EXERCISE INSTRUCTIONS: Scan the records below for the word "Replication". Copy each line where it appears.

(Beginning of RECORDS FOR THIS EXERCISE)

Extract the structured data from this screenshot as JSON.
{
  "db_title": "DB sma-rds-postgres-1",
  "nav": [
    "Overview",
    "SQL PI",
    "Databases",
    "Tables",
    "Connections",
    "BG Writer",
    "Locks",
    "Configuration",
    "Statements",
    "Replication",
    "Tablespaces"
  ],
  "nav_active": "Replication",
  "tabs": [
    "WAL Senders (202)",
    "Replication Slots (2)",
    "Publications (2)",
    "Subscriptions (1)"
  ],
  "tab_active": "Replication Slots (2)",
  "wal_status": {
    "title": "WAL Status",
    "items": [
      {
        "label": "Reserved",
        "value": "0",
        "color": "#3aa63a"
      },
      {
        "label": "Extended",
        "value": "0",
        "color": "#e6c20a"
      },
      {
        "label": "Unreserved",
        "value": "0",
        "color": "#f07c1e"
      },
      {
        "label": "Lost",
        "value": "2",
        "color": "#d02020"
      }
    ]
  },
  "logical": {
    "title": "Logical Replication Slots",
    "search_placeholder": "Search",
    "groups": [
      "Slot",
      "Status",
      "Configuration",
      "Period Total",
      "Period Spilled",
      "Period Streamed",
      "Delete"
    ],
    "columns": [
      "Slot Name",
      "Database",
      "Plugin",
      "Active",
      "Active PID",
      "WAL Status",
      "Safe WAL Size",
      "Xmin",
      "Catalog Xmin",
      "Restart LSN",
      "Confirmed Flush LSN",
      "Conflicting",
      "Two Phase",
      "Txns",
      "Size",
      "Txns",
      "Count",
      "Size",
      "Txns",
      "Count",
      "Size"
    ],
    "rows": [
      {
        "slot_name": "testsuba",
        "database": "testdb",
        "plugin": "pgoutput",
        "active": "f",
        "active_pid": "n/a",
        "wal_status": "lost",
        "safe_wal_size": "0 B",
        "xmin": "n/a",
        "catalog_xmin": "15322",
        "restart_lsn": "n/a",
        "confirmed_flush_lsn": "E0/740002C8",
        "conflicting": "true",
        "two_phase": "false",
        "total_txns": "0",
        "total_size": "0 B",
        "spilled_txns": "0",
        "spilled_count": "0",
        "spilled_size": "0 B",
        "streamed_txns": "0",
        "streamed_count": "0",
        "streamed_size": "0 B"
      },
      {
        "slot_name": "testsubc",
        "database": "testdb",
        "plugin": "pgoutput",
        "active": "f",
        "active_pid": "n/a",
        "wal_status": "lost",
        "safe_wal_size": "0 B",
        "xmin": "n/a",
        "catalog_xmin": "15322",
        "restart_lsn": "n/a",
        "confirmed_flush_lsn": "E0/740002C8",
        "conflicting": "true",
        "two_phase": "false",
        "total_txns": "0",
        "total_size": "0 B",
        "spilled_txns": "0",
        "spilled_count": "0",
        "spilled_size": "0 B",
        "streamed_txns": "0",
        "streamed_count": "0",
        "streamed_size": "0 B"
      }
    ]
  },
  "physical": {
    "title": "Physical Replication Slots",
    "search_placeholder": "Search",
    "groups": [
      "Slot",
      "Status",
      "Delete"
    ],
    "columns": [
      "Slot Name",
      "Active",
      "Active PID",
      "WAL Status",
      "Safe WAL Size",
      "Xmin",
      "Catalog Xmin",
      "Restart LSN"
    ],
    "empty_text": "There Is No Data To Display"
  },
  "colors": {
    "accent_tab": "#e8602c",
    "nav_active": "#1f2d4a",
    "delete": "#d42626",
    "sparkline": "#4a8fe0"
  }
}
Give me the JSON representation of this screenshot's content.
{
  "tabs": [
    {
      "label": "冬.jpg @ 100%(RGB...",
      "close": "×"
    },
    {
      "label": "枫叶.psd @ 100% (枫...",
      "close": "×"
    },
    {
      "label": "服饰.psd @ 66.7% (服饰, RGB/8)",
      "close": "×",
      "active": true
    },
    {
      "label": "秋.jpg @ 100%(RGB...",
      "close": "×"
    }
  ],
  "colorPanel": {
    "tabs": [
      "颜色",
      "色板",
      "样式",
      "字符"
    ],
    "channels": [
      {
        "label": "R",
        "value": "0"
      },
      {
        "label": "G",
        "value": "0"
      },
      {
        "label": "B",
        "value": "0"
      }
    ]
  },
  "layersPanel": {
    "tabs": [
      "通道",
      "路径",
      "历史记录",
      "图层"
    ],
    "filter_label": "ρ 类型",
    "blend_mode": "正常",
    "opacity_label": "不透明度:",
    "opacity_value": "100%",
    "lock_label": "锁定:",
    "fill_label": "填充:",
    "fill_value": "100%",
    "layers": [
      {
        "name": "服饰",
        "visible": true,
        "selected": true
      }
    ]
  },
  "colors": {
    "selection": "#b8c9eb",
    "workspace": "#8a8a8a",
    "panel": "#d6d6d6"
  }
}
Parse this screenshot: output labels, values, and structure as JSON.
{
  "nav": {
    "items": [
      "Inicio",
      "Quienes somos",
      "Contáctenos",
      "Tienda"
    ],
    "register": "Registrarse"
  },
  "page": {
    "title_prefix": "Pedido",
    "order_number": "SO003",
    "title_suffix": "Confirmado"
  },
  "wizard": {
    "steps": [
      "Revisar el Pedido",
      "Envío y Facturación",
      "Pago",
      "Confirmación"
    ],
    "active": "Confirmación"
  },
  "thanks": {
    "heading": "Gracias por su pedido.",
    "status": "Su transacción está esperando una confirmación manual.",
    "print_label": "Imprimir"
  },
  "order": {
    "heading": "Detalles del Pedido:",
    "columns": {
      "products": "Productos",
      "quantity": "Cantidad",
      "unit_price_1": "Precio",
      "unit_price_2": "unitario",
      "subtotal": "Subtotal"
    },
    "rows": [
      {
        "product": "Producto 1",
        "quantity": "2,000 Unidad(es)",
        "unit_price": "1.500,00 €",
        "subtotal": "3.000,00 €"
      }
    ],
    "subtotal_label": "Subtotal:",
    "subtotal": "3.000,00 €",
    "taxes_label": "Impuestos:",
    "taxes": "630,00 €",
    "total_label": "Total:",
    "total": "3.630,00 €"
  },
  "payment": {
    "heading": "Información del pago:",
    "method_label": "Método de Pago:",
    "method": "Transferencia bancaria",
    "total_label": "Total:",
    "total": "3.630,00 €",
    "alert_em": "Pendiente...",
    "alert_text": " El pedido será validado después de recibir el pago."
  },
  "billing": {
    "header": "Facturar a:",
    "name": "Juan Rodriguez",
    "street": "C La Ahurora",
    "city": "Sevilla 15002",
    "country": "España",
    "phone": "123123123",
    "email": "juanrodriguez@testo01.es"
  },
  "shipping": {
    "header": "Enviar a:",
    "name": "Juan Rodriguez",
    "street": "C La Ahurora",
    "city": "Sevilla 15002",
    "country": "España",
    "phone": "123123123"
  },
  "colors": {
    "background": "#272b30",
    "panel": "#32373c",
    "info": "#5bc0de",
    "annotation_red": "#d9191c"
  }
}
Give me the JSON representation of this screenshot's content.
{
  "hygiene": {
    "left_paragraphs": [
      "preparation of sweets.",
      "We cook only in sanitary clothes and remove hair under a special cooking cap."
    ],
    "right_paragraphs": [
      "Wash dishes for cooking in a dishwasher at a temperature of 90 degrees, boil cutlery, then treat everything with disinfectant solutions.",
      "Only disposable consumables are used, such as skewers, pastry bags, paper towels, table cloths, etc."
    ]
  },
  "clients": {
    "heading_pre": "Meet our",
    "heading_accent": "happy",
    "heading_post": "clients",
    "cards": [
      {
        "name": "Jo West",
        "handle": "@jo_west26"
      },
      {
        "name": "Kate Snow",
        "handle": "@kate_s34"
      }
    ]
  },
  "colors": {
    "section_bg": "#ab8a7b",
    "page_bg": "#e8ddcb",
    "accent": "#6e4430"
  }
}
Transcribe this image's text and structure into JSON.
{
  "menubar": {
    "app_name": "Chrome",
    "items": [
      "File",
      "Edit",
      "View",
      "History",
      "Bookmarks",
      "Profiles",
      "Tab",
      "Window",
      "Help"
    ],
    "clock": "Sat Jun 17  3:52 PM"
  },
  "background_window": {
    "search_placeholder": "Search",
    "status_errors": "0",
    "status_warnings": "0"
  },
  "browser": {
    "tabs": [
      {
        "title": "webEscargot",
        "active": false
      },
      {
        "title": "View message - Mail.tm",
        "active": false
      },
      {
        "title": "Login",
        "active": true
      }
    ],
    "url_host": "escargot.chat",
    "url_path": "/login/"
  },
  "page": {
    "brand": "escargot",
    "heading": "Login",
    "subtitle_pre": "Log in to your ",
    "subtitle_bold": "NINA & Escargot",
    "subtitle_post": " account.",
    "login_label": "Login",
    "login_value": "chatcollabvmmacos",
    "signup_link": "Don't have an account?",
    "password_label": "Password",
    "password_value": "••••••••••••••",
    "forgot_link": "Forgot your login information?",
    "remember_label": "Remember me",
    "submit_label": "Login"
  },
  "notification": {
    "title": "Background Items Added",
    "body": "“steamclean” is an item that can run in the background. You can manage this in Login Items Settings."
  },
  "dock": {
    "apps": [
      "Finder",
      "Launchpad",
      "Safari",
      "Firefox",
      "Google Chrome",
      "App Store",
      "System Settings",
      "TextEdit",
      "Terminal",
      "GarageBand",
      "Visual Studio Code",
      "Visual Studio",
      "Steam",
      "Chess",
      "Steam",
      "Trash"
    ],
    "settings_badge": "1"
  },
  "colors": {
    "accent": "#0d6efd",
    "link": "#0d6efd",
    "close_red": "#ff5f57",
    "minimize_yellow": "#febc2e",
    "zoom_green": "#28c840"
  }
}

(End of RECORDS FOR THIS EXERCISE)

OUTPUT BELOW:
    "Replication",
  "nav_active": "Replication",
    "Replication Slots (2)",
  "tab_active": "Replication Slots (2)",
    "title": "Logical Replication Slots",
    "title": "Physical Replication Slots",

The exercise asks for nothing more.